* Task brief:
Exactly how many lines in the entries contain "true"? Give that number alone.

Stored entries
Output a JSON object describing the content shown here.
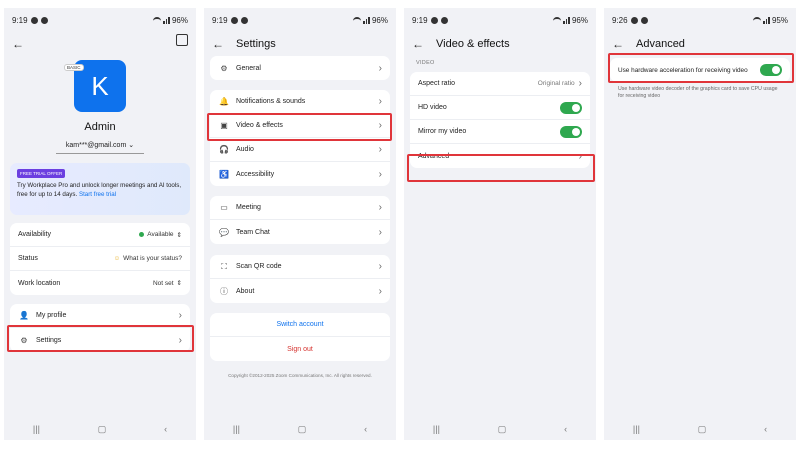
{
  "status_bars": [
    {
      "time": "9:19",
      "battery": "96%"
    },
    {
      "time": "9:19",
      "battery": "96%"
    },
    {
      "time": "9:19",
      "battery": "96%"
    },
    {
      "time": "9:26",
      "battery": "95%"
    }
  ],
  "profile": {
    "badge": "BASIC",
    "initial": "K",
    "name": "Admin",
    "email": "kam***@gmail.com",
    "promo": {
      "badge": "FREE TRIAL OFFER",
      "text": "Try Workplace Pro and unlock longer meetings and AI tools, free for up to 14 days.",
      "link": "Start free trial"
    },
    "info_rows": [
      {
        "label": "Availability",
        "value": "Available"
      },
      {
        "label": "Status",
        "value": "What is your status?"
      },
      {
        "label": "Work location",
        "value": "Not set"
      }
    ],
    "menu": [
      {
        "label": "My profile"
      },
      {
        "label": "Settings"
      }
    ]
  },
  "settings": {
    "title": "Settings",
    "group1": [
      {
        "label": "General"
      }
    ],
    "group2": [
      {
        "label": "Notifications & sounds"
      },
      {
        "label": "Video & effects"
      },
      {
        "label": "Audio"
      },
      {
        "label": "Accessibility"
      }
    ],
    "group3": [
      {
        "label": "Meeting"
      },
      {
        "label": "Team Chat"
      }
    ],
    "group4": [
      {
        "label": "Scan QR code"
      },
      {
        "label": "About"
      }
    ],
    "switch_account": "Switch account",
    "sign_out": "Sign out",
    "copyright": "Copyright ©2012-2025 Zoom Communications, Inc. All rights reserved."
  },
  "video": {
    "title": "Video & effects",
    "section": "VIDEO",
    "aspect_label": "Aspect ratio",
    "aspect_value": "Original ratio",
    "hd_label": "HD video",
    "hd_on": true,
    "mirror_label": "Mirror my video",
    "mirror_on": true,
    "advanced_label": "Advanced"
  },
  "advanced": {
    "title": "Advanced",
    "hw_label": "Use hardware acceleration for receiving video",
    "hw_on": true,
    "hw_desc": "Use hardware video decoder of the graphics card to save CPU usage for receiving video"
  },
  "colors": {
    "accent": "#0e72ed",
    "highlight": "#e0353a",
    "toggle": "#2fa84f",
    "signout": "#d6332f"
  }
}
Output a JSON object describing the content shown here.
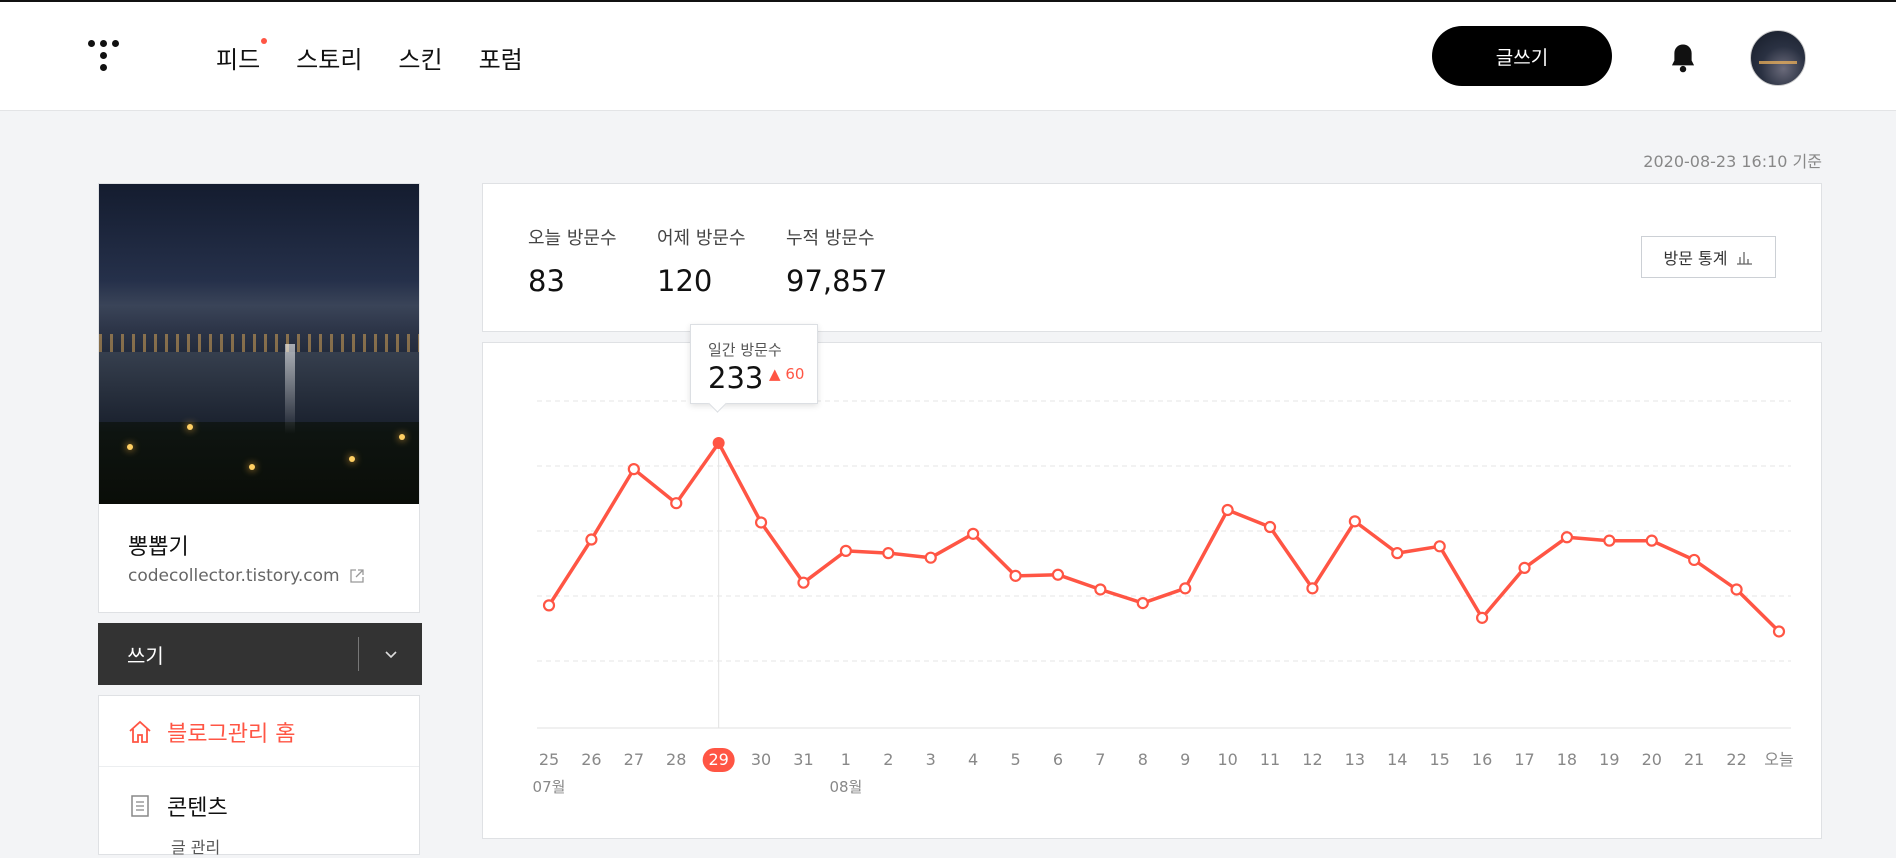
{
  "header": {
    "nav": [
      {
        "label": "피드",
        "new_badge": true
      },
      {
        "label": "스토리",
        "new_badge": false
      },
      {
        "label": "스킨",
        "new_badge": false
      },
      {
        "label": "포럼",
        "new_badge": false
      }
    ],
    "write_button": "글쓰기",
    "icons": [
      "tistory-logo-icon",
      "bell-icon",
      "avatar"
    ]
  },
  "timestamp": "2020-08-23 16:10 기준",
  "sidebar": {
    "blog_name": "뽕뽑기",
    "blog_url": "codecollector.tistory.com",
    "write_label": "쓰기",
    "menu": [
      {
        "label": "블로그관리 홈",
        "icon": "home-icon",
        "active": true
      },
      {
        "label": "콘텐츠",
        "icon": "document-icon",
        "active": false
      }
    ],
    "submenu_partial": "글 관리"
  },
  "stats": {
    "today_label": "오늘 방문수",
    "today_value": "83",
    "yesterday_label": "어제 방문수",
    "yesterday_value": "120",
    "total_label": "누적 방문수",
    "total_value": "97,857",
    "stats_button": "방문 통계"
  },
  "tooltip": {
    "label": "일간 방문수",
    "value": "233",
    "delta": "60"
  },
  "colors": {
    "accent": "#ff5544",
    "dark_bar": "#333333"
  },
  "chart_data": {
    "type": "line",
    "x": [
      "25",
      "26",
      "27",
      "28",
      "29",
      "30",
      "31",
      "1",
      "2",
      "3",
      "4",
      "5",
      "6",
      "7",
      "8",
      "9",
      "10",
      "11",
      "12",
      "13",
      "14",
      "15",
      "16",
      "17",
      "18",
      "19",
      "20",
      "21",
      "22",
      "오늘"
    ],
    "month_labels": [
      {
        "index": 0,
        "label": "07월"
      },
      {
        "index": 7,
        "label": "08월"
      }
    ],
    "series": [
      {
        "values": [
          90,
          148,
          210,
          180,
          233,
          163,
          110,
          138,
          136,
          132,
          153,
          116,
          117,
          104,
          92,
          105,
          174,
          159,
          105,
          164,
          136,
          142,
          79,
          123,
          150,
          147,
          147,
          130,
          104,
          67
        ]
      }
    ],
    "highlight_index": 4,
    "ylim": [
      -18,
      270
    ],
    "grid": true
  }
}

* The answer:
6